What Is Front Month?

Front month, also called "near" or "spot" month, refers to the nearest expiration date for a futures or options contract. Contracts that have later expiration dates than front month contracts are called back month, or "far month," contracts.

Key Takeaways

  • Front months, also called "near" or "spot" months, refer to the nearest expiration date for futures or options contracts.
  • Front months are typically the most heavily traded and most liquid options and futures contracts.
  • The spread between the underlying security's front month futures price and its spot price will usually become more narrow until converging at expiration.

Understanding Front Month

Front month contracts have an expiration date that is closest to the current date. As a result, they tend to be the most heavily traded and the most liquid options and futures contracts for a given series or issue. Typically, but not always, the listed front month will be in the same calendar month. Front month prices are normally the ones used when quoting that security's futures price.

The spread between the underlying security's front month futures price and spot price will usually be the narrowest and will continue to shrink until they converge at expiration. Use of front month contracts requires an increased level of care, since the delivery date may lapse shortly after purchase, requiring the buyer or seller to actually receive or deliver the contracted commodity. Front month contracts are often paired with back month contracts to create calendar spreads.

Expiration Months

Futures contracts have different expiration months throughout the year and many extend into the next year. Each futures market has its own specific expiration sequence. For example, financial instruments, such as Standard & Poor's (S&P) 500 E-mini futures or U.S. Treasury bond futures, use the quarterly expiration months of March, June, September, and December. Commodities markets are loosely tied to their mining, harvest, or planting cycles, and may have five or more delivery months in one year, and energy futures, such as crude oil, have monthly expiration dates as far into the future as nine years.

It is important to note that expiration dates and the last day of trading dates are not the same. For energy especially, contracts stop trading in the month prior to the expiration month. Therefore, selecting the proper expiration month for a trading strategy is quite important.

Backwardation and Contango

Backwardation and contango are terms that are used to describe the shape of a commodity's futures curve. Backwardation is when a commodity's futures price is lower for each successive month along the curve, resulting in an inverted futures curve. The futures spot price, which is the front month price, will be higher than the next month's price and so on. This is usually the result of some disruption to the current supply of that commodity. In other words, backwardation is when a commodity's current price is higher than its expected future price.

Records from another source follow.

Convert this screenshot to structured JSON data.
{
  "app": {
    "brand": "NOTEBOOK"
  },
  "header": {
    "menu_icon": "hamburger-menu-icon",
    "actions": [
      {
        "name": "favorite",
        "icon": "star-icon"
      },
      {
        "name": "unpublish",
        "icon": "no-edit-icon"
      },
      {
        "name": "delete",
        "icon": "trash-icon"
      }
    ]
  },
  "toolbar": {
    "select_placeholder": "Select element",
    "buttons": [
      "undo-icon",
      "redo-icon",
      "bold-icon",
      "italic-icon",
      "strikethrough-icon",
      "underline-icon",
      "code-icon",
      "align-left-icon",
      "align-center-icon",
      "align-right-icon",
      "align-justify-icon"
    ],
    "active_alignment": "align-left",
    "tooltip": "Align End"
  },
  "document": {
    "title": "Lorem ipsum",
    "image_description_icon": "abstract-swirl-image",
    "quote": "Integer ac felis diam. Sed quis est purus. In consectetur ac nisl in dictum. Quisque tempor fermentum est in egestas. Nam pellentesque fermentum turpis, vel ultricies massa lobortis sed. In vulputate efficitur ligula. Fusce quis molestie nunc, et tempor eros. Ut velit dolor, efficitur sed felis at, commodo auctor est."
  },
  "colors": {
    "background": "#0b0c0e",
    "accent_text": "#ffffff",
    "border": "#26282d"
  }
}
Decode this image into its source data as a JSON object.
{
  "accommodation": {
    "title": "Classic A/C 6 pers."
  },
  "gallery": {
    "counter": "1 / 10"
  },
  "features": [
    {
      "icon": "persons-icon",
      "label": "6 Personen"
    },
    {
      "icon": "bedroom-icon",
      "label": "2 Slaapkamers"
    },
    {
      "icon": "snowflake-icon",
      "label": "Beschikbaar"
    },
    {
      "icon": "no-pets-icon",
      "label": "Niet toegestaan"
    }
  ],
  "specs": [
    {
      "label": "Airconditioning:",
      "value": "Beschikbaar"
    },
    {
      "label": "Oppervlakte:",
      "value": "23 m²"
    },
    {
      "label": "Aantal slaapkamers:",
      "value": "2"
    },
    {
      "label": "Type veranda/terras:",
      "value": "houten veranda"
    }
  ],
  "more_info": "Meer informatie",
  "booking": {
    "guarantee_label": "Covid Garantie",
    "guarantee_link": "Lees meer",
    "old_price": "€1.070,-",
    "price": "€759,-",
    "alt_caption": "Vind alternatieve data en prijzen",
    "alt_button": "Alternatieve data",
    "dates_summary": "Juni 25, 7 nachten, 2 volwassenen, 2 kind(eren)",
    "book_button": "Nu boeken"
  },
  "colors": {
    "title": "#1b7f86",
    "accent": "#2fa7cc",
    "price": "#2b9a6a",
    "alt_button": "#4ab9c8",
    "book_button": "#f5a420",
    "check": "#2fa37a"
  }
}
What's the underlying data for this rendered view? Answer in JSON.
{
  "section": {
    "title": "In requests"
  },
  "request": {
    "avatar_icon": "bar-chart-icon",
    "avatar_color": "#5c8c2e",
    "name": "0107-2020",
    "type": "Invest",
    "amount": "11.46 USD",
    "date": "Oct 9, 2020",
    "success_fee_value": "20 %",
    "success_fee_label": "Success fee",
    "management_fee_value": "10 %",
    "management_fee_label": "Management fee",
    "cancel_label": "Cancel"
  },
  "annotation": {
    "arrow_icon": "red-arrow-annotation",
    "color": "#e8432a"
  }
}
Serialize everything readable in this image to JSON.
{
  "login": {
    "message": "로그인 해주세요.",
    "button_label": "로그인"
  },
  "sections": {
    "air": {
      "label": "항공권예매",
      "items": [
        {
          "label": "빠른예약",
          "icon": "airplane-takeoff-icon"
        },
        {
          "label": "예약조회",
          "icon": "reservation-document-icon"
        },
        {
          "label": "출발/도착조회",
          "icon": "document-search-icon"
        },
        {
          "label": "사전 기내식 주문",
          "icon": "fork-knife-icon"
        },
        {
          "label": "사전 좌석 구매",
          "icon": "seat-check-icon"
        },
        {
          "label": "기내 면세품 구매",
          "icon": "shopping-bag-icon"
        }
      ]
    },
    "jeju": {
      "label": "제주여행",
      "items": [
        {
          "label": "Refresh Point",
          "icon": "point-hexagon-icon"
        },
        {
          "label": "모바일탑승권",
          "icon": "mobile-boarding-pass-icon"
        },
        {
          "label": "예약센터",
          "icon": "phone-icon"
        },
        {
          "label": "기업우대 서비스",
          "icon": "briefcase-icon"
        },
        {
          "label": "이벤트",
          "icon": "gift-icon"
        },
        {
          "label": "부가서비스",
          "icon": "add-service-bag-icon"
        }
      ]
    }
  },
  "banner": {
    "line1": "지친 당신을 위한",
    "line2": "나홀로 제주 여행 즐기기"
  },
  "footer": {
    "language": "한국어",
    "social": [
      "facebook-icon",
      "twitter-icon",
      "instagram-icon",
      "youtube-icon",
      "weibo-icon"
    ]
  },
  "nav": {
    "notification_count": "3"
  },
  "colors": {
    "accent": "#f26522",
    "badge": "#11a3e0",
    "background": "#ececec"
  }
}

Contango refers to a normal futures curve for a commodity where its futures price is higher for each successive month along the curve. The spot price is lower than the next month's price and so on. This makes sense intuitively given that physical commodities will incur costs for storage, financing, and insurance. The longer out until expiration, the higher the costs. Simply put, contango is when a commodity's future price is expected to be more expensive than the spot price.

Both states of the market are important to know for futures strategies that involve rolling over positions as they near their respective expiration dates.

Front Month Example

A day trader in crude oil futures might purchase a futures contract, agreeing to purchase 1,000 barrels of oil for $62 per barrel with the front month being July. This means the contract expires in July, and that there is no earlier contract available.

If the trader still holds the contract at its expiration, they will need to take possession of 1,000 barrels of crude oil. The trader will take advantage of market volatility in the days leading up to the expiry date and attempt to make a profit on their right to the barrels of oil before the contract expires.